| The problem |
Within the records, find every line that includes the word "Calculate" and copy it.

[Web page and app entries]
============================================================
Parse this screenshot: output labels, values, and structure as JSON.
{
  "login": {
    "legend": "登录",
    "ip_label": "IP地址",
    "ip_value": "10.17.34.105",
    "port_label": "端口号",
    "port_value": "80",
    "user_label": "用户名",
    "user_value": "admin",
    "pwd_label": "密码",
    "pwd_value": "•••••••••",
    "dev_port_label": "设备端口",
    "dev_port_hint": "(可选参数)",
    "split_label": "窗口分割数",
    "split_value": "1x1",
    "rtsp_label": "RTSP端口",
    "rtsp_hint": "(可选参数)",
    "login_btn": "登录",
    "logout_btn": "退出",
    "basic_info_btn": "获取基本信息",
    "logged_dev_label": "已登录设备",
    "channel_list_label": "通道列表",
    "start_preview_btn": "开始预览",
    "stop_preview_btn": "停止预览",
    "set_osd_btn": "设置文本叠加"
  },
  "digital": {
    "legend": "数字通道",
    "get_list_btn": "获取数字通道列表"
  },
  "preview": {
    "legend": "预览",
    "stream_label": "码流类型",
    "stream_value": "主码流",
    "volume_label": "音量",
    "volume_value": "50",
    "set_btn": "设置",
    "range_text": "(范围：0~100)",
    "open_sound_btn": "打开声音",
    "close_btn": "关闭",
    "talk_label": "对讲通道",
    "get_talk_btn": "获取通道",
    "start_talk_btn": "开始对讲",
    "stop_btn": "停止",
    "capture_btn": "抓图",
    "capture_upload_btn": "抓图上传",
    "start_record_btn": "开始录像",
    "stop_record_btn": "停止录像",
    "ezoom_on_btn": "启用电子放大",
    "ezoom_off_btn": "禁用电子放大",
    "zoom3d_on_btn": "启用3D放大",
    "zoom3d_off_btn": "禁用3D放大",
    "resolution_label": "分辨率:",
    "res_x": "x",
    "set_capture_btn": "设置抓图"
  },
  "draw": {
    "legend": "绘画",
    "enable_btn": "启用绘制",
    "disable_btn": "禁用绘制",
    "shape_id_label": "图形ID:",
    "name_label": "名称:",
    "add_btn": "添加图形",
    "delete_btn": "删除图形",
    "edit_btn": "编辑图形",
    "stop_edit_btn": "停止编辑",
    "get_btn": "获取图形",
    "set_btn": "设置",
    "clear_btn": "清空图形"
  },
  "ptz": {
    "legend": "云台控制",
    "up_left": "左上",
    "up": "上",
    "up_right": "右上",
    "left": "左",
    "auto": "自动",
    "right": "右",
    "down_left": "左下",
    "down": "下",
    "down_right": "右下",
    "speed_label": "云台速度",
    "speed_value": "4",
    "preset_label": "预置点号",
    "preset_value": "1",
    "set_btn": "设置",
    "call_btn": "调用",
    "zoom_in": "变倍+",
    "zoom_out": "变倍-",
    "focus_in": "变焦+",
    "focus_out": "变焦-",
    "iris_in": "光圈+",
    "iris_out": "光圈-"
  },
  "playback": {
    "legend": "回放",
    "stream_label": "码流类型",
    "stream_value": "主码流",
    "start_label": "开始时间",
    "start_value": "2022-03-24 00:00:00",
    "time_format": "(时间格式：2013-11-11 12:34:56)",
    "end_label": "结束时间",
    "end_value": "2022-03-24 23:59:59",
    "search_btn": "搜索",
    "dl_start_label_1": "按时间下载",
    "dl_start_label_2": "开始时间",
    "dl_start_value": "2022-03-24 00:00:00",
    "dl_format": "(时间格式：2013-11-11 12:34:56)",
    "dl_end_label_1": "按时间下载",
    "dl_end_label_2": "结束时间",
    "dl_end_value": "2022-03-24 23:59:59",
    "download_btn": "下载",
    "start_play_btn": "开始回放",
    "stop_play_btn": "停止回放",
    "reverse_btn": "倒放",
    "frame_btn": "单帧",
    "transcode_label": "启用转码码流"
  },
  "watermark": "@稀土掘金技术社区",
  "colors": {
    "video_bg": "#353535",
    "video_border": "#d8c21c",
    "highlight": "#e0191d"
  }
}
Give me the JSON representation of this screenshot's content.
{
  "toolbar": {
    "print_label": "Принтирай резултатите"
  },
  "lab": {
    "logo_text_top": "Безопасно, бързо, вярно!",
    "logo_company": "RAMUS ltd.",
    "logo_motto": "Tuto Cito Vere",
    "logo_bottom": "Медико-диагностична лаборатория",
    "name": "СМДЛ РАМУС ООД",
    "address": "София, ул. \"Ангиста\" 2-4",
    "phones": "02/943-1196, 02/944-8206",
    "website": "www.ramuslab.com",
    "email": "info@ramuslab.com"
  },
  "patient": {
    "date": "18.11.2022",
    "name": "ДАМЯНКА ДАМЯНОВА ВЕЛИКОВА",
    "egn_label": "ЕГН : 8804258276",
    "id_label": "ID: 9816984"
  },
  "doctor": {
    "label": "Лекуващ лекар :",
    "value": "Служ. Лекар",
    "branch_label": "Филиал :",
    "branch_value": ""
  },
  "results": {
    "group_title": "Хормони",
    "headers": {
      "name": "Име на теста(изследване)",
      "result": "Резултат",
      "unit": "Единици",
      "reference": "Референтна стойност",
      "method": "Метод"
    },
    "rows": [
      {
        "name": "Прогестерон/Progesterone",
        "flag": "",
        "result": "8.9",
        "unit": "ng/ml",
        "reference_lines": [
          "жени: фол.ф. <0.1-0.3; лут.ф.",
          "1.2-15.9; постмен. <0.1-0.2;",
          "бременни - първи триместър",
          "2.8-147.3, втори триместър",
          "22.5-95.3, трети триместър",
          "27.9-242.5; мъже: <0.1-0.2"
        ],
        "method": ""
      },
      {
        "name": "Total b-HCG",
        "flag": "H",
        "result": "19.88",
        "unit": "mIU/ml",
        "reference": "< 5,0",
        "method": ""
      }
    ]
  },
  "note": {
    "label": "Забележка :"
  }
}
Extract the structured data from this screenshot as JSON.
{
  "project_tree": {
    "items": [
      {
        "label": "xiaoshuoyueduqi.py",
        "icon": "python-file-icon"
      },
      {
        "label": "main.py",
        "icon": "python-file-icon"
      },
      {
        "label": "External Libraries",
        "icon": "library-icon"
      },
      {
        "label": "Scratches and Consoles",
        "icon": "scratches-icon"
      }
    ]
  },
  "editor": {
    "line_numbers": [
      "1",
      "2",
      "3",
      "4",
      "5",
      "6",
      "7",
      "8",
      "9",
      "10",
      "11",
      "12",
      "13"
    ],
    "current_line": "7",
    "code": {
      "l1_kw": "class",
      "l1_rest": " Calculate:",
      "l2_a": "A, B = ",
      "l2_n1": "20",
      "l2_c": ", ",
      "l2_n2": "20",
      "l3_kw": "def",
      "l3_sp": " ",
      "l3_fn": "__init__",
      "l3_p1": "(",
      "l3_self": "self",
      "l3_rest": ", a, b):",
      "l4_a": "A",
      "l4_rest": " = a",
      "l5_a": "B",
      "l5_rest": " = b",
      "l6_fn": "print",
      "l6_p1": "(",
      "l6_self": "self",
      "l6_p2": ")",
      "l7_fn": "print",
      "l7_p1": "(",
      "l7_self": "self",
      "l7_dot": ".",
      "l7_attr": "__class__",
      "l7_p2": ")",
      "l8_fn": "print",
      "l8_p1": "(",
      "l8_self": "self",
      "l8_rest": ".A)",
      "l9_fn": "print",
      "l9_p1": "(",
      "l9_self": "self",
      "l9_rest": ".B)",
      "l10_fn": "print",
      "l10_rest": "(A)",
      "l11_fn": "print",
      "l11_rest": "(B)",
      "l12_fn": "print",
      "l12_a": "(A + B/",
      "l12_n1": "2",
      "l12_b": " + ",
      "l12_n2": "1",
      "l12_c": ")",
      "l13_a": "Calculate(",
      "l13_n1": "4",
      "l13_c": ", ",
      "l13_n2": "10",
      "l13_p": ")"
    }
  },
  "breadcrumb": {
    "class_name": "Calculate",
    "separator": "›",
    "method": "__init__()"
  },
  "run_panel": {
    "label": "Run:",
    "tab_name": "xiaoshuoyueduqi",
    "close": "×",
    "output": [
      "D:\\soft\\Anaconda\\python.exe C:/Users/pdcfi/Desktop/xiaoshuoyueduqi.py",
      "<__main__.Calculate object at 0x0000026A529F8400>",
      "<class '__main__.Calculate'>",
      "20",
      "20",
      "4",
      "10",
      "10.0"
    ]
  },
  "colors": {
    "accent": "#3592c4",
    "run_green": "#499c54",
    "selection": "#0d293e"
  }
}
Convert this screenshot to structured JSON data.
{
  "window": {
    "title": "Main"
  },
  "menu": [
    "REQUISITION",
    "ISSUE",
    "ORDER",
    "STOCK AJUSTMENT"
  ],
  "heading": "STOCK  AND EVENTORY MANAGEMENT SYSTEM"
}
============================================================
| Task solution |
      "l1_rest": " Calculate:",
      "l13_a": "Calculate(",
    "class_name": "Calculate",
      "<__main__.Calculate object at 0x0000026A529F8400>",
      "<class '__main__.Calculate'>",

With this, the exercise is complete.